    I retired last year at the age of 62, which is five years short of receiving a government pension. I only have myself to support but I was so worried about the loss of income. One year later, I am doing ok and have a just adequate superannuation income. There was even money for holidays before we couldn’t have them any more.
    Fear not girlfriend. Your wants are modest and you live frugally. You will be fine.

    PS. I miss my workmates but little else about my job of 40 years.

    • FrogdancerJones

      Yes, I wonder about how I’ll go with the drop in social contact. But then again, I haven’t missed it terribly much during lockdown, so I think I’ll be fine.
      People. Who needs ’em??? LOL

  16. Lucinda Sans (POALB)

    Agency over your own time! Yep thats what I want. Time to potter. Especially in the garden. Can’t wait to hear about your fruit trees! Time to read and do bush walks around Sydney and go to the gym (don’t really like that but love that it has made me stronger and so I can garden without putting my back out) and do some language study.

    You’ve been so focused and consistent. Well done. I may try for 6 years earlier than normal retirement.

    • FrogdancerJones
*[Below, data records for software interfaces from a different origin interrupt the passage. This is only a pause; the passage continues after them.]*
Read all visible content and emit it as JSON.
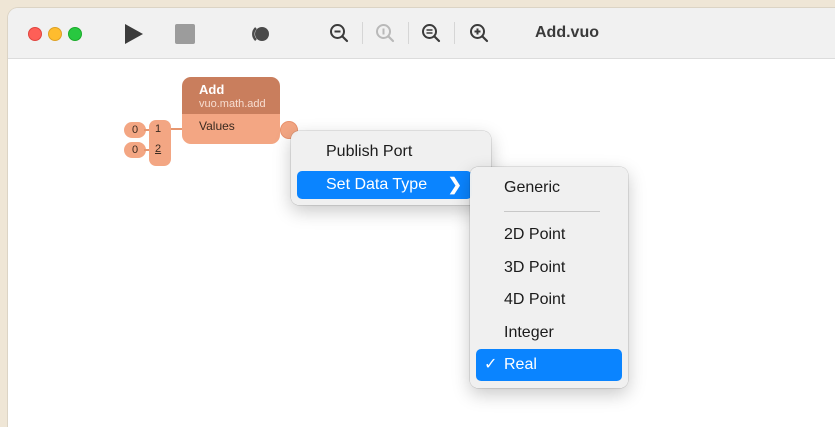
{
  "window": {
    "title": "Add.vuo"
  },
  "toolbar": {
    "icons": [
      "run-icon",
      "stop-icon",
      "stop-compositions-icon",
      "zoom-out-icon",
      "zoom-actual-icon",
      "zoom-to-fit-icon",
      "zoom-in-icon"
    ]
  },
  "node": {
    "title": "Add",
    "class_name": "vuo.math.add",
    "input_label": "Values",
    "list_items": [
      "1",
      "2"
    ],
    "constants": [
      "0",
      "0"
    ],
    "color_header": "#c97e5d",
    "color_body": "#f3a683"
  },
  "context_menu": {
    "items": [
      {
        "label": "Publish Port"
      },
      {
        "label": "Set Data Type",
        "submenu_indicator": "❯",
        "highlighted": true
      }
    ]
  },
  "submenu": {
    "items": [
      {
        "label": "Generic"
      },
      {
        "label": "2D Point"
      },
      {
        "label": "3D Point"
      },
      {
        "label": "4D Point"
      },
      {
        "label": "Integer"
      },
      {
        "label": "Real",
        "checked": true,
        "highlighted": true
      }
    ],
    "check_mark": "✓"
  },
  "colors": {
    "highlight": "#0a84ff"
  }
}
      Nice. 6 years bought back. That’ll be fantastic.

  17. Flirby

    Awesome news … I still think a lot about your post about blogless Sandy and summoning the courage to do the same, but am not quite there mentally yet. But I read this and feel a little envious even though this could also be my reality.

    • FrogdancerJones

      For me, I had the niggling fear that giving up work would be too isolating, given that I’m single.
      2 lockdowns have shown me that I’ll be pretty happy pottering around here – there’s always something to do.

Leave a Reply

Your email address will not be published. Required fields are marked *